Hey, that's mine !!
5 Jan 2011
A JPG member recently asked what they could do to prevent someone from stealing their work if they displayed it on the internet, like on JPG. I thought I'd reprint my answer here for general consideration:
I am a copyright lawyer in Canada. Of course, I'm not qualified to give legal advice on U.S. law, and this should not be taken as legal advice, only commentary.
I can say, generally, that artists - particularly photographers and musicians, who use the internet a lot - worry too much about people stealing their work. This could be a long discussion, but I'll try to keep it short.
What harm is done if someone steals your work? Primarily, you lose money because they should have paid you and didn't. For a court to value your losses, you'll have to show that you have a reasonable expectation of selling your work (maybe a history of sales?), and be able to prove that your work has a certain value in the marketplace. Some jurisdictions also have "statutory damages" whereby you don't have to prove actual financial loss, but the court calculates damages in accordance with what the statute says. Either way, if your work is valuable, and someone infringes your copyright, you can sue them. (In the U.S., you can only sue if you have registered your copyright.) Then probably, after spending tens of thousands of dollars on legal fees, you'll be awarded damages, feel vindicated against the miscreant infringer, and resent your lawyer for charging you that much.
In a more common scenario, artists are still developing their careers and have not yet earned significant amounts from sales/licensing/etc of their work. In such a case, the artist might want to consider the positive value in someone stealing their work. It isn't nice. It isn't fair. But it's a good sign that at least someone values it. If they stole it for their private use, the artist hasn't lost very much financially.

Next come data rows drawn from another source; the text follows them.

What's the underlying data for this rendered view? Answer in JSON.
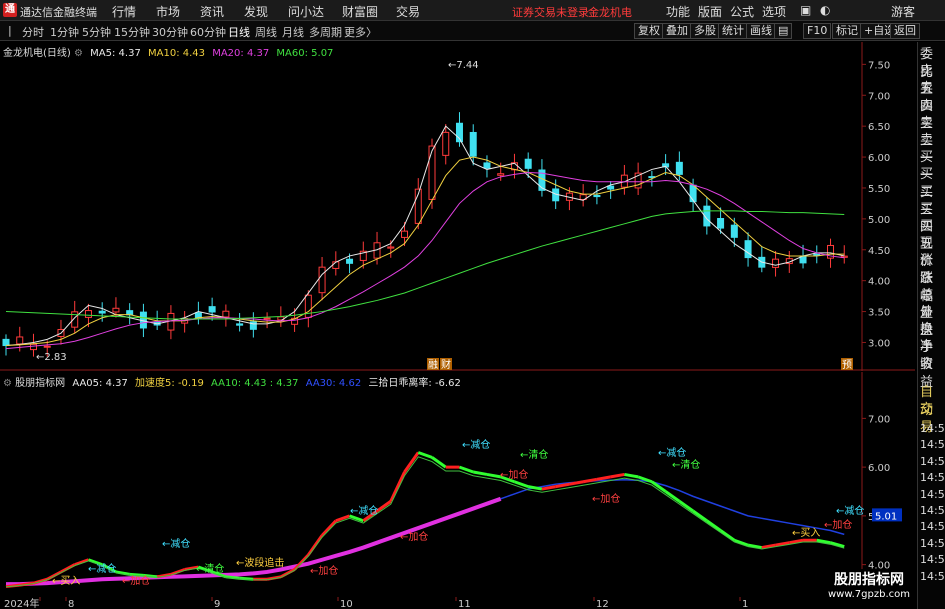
{
  "titlebar": {
    "logo": "通",
    "app_name": "通达信金融终端",
    "menus": [
      "行情",
      "市场",
      "资讯",
      "发现",
      "问小达",
      "财富圈",
      "交易"
    ],
    "notice": "证券交易未登录",
    "stock_label": "金龙机电",
    "right_menus": [
      "功能",
      "版面",
      "公式",
      "选项"
    ],
    "guest": "游客"
  },
  "toolbar": {
    "periods": [
      "分时",
      "1分钟",
      "5分钟",
      "15分钟",
      "30分钟",
      "60分钟",
      "日线",
      "周线",
      "月线",
      "多周期",
      "更多〉"
    ],
    "active_period": "日线",
    "right_buttons": [
      "复权",
      "叠加",
      "多股",
      "统计",
      "画线",
      "F10",
      "标记",
      "+自选",
      "返回"
    ]
  },
  "main": {
    "stock": "金龙机电(日线)",
    "ma": [
      {
        "label": "MA5: 4.37",
        "color": "#e8e8e8"
      },
      {
        "label": "MA10: 4.43",
        "color": "#f0d040"
      },
      {
        "label": "MA20: 4.37",
        "color": "#e040e0"
      },
      {
        "label": "MA60: 5.07",
        "color": "#40e040"
      }
    ],
    "high_label": "7.44",
    "low_label": "2.83",
    "markers": [
      "融",
      "财",
      "预"
    ],
    "y_ticks": [
      "7.50",
      "7.00",
      "6.50",
      "6.00",
      "5.50",
      "5.00",
      "4.50",
      "4.00",
      "3.50",
      "3.00"
    ]
  },
  "indicator": {
    "name": "股朋指标网",
    "items": [
      {
        "label": "AA05: 4.37",
        "color": "#e8e8e8"
      },
      {
        "label": "加速度5: -0.19",
        "color": "#f0d040"
      },
      {
        "label": "AA10: 4.43 : 4.37",
        "color": "#40e040"
      },
      {
        "label": "AA30: 4.62",
        "color": "#3050ff"
      },
      {
        "label": "三拾日乖离率: -6.62",
        "color": "#e8e8e8"
      }
    ],
    "y_ticks": [
      "7.00",
      "6.00",
      "5.00",
      "4.00"
    ],
    "current_value": "5.01",
    "signals": [
      "减仓",
      "清仓",
      "加仓",
      "买入",
      "波段追击"
    ]
  },
  "xaxis": {
    "labels": [
      "2024年",
      "8",
      "9",
      "10",
      "11",
      "12",
      "1"
    ]
  },
  "right_panel": {
    "items": [
      "委比",
      "卖五",
      "卖四",
      "卖三",
      "卖二",
      "卖一",
      "买一",
      "买二",
      "买三",
      "买四",
      "买五",
      "现价",
      "涨跌",
      "涨幅",
      "总量",
      "外盘",
      "换手",
      "净资",
      "收益"
    ],
    "lower_items": [
      "自动",
      "交易"
    ],
    "times": [
      "14:56",
      "14:56",
      "14:56",
      "14:56",
      "14:56",
      "14:56",
      "14:56",
      "14:56",
      "14:56",
      "14:56"
    ]
  },
  "watermark": {
    "line1": "股朋指标网",
    "line2": "www.7gpzb.com"
  },
  "chart_data": [
    {
      "type": "candlestick",
      "title": "金龙机电(日线)",
      "ylim": [
        2.7,
        7.7
      ],
      "y_ticks": [
        3.0,
        3.5,
        4.0,
        4.5,
        5.0,
        5.5,
        6.0,
        6.5,
        7.0,
        7.5
      ],
      "series": [
        {
          "name": "MA5",
          "values": [
            2.95,
            2.97,
            3.0,
            3.05,
            3.15,
            3.4,
            3.6,
            3.55,
            3.45,
            3.4,
            3.35,
            3.3,
            3.35,
            3.4,
            3.5,
            3.45,
            3.4,
            3.35,
            3.3,
            3.3,
            3.35,
            3.5,
            3.8,
            4.1,
            4.3,
            4.4,
            4.45,
            4.5,
            4.6,
            4.9,
            5.4,
            6.1,
            6.5,
            6.3,
            5.9,
            5.8,
            5.85,
            5.9,
            5.7,
            5.5,
            5.4,
            5.35,
            5.3,
            5.45,
            5.55,
            5.6,
            5.7,
            5.8,
            5.85,
            5.6,
            5.3,
            5.0,
            4.8,
            4.6,
            4.45,
            4.3,
            4.25,
            4.3,
            4.4,
            4.45,
            4.45,
            4.4
          ]
        },
        {
          "name": "MA10",
          "values": [
            2.95,
            2.96,
            2.98,
            3.0,
            3.05,
            3.15,
            3.3,
            3.4,
            3.45,
            3.45,
            3.4,
            3.35,
            3.35,
            3.35,
            3.4,
            3.42,
            3.4,
            3.38,
            3.35,
            3.33,
            3.33,
            3.38,
            3.5,
            3.7,
            3.9,
            4.1,
            4.25,
            4.35,
            4.45,
            4.6,
            4.9,
            5.3,
            5.7,
            5.95,
            6.0,
            5.95,
            5.85,
            5.8,
            5.75,
            5.65,
            5.55,
            5.45,
            5.4,
            5.4,
            5.45,
            5.5,
            5.55,
            5.65,
            5.75,
            5.7,
            5.55,
            5.35,
            5.15,
            4.95,
            4.75,
            4.55,
            4.45,
            4.4,
            4.4,
            4.4,
            4.43,
            4.43
          ]
        },
        {
          "name": "MA20",
          "values": [
            2.9,
            2.92,
            2.94,
            2.96,
            2.98,
            3.02,
            3.08,
            3.15,
            3.22,
            3.28,
            3.32,
            3.34,
            3.35,
            3.36,
            3.38,
            3.4,
            3.4,
            3.39,
            3.38,
            3.36,
            3.35,
            3.36,
            3.4,
            3.48,
            3.58,
            3.7,
            3.82,
            3.95,
            4.08,
            4.22,
            4.4,
            4.65,
            4.95,
            5.25,
            5.45,
            5.6,
            5.68,
            5.72,
            5.75,
            5.74,
            5.7,
            5.66,
            5.62,
            5.6,
            5.6,
            5.6,
            5.6,
            5.6,
            5.62,
            5.6,
            5.55,
            5.48,
            5.38,
            5.25,
            5.1,
            4.95,
            4.8,
            4.65,
            4.52,
            4.45,
            4.4,
            4.37
          ]
        },
        {
          "name": "MA60",
          "values": [
            3.5,
            3.49,
            3.48,
            3.47,
            3.46,
            3.45,
            3.44,
            3.43,
            3.42,
            3.41,
            3.4,
            3.39,
            3.38,
            3.38,
            3.38,
            3.38,
            3.38,
            3.39,
            3.4,
            3.41,
            3.42,
            3.44,
            3.47,
            3.5,
            3.54,
            3.58,
            3.63,
            3.68,
            3.74,
            3.8,
            3.88,
            3.96,
            4.04,
            4.12,
            4.2,
            4.28,
            4.35,
            4.42,
            4.49,
            4.56,
            4.62,
            4.68,
            4.74,
            4.8,
            4.86,
            4.92,
            4.98,
            5.04,
            5.08,
            5.1,
            5.12,
            5.13,
            5.13,
            5.13,
            5.12,
            5.12,
            5.11,
            5.1,
            5.1,
            5.09,
            5.08,
            5.07
          ]
        }
      ]
    },
    {
      "type": "line",
      "title": "股朋指标网",
      "ylim": [
        3.5,
        7.5
      ],
      "y_ticks": [
        4.0,
        5.0,
        6.0,
        7.0
      ],
      "series": [
        {
          "name": "AA05",
          "values": [
            3.55,
            3.58,
            3.62,
            3.7,
            3.85,
            4.0,
            4.1,
            4.0,
            3.85,
            3.8,
            3.78,
            3.75,
            3.8,
            3.9,
            3.95,
            3.85,
            3.75,
            3.72,
            3.7,
            3.7,
            3.75,
            3.9,
            4.2,
            4.6,
            4.9,
            5.0,
            4.9,
            5.1,
            5.3,
            5.9,
            6.3,
            6.2,
            6.0,
            6.0,
            5.9,
            5.85,
            5.8,
            5.7,
            5.6,
            5.55,
            5.6,
            5.65,
            5.7,
            5.75,
            5.8,
            5.85,
            5.8,
            5.7,
            5.5,
            5.3,
            5.1,
            4.9,
            4.7,
            4.5,
            4.4,
            4.35,
            4.4,
            4.45,
            4.5,
            4.5,
            4.45,
            4.37
          ]
        },
        {
          "name": "AA30",
          "values": [
            3.6,
            3.6,
            3.61,
            3.62,
            3.64,
            3.66,
            3.68,
            3.7,
            3.71,
            3.72,
            3.73,
            3.74,
            3.75,
            3.76,
            3.77,
            3.78,
            3.79,
            3.8,
            3.82,
            3.85,
            3.9,
            3.96,
            4.02,
            4.1,
            4.18,
            4.26,
            4.35,
            4.45,
            4.55,
            4.65,
            4.75,
            4.85,
            4.95,
            5.05,
            5.15,
            5.25,
            5.35,
            5.45,
            5.55,
            5.6,
            5.65,
            5.68,
            5.7,
            5.72,
            5.73,
            5.74,
            5.73,
            5.7,
            5.62,
            5.52,
            5.4,
            5.3,
            5.2,
            5.1,
            5.0,
            4.95,
            4.9,
            4.85,
            4.8,
            4.75,
            4.7,
            4.62
          ]
        }
      ]
    }
  ]
}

If they stole it and sold it, then there is an opportunity to see how the sales went. If the thief made a lot of money from selling the infringed work then the work now has a demonstrable value, and the artist will probably be very successful in an infringement action (lawsuit). If the thief stole it, tried to sell it, and couldn't - then the artist might want to take a hard look at how much damage has really been done. Probably got some free advertising in the process.
In short, litigation can be very expensive, especially in the U.S. It is also unpredictable, even if you think you're completely right. If someone infringes your work, and it is valuable, you can always sue (if it's a financially reasonable gamble to do so). The only way to guarantee that your work won't be infringed is to not display it in a place and in a way that it can be copied. But that might mean depriving yourself of the publicity, etc that displaying it, say, on the internet, would afford. Warning people about the law is pretty much useless. Warnings don't frighten off thieves. They do often annoy the innocent, who just want to look at the work and not read a bunch of threatening legal stuff or squint past a big honkin' watermark.
So I recommend not putting anything extremely valuable where someone can steal it. And don't worry too much about what happens to the work that you do display on the internet, because a "thief" might well be doing you as much good as harm.
Just my thoughts. You should always consult an experienced copyright lawyer if you have a business where copyrighted works are a significant asset.
Oh, and these pictures? They have no connection whatsoever with the words you've just read. They're just here. Available for you to look at and enjoy. And it's the internet, after all, right? So steal them. Go ahead. Make my day.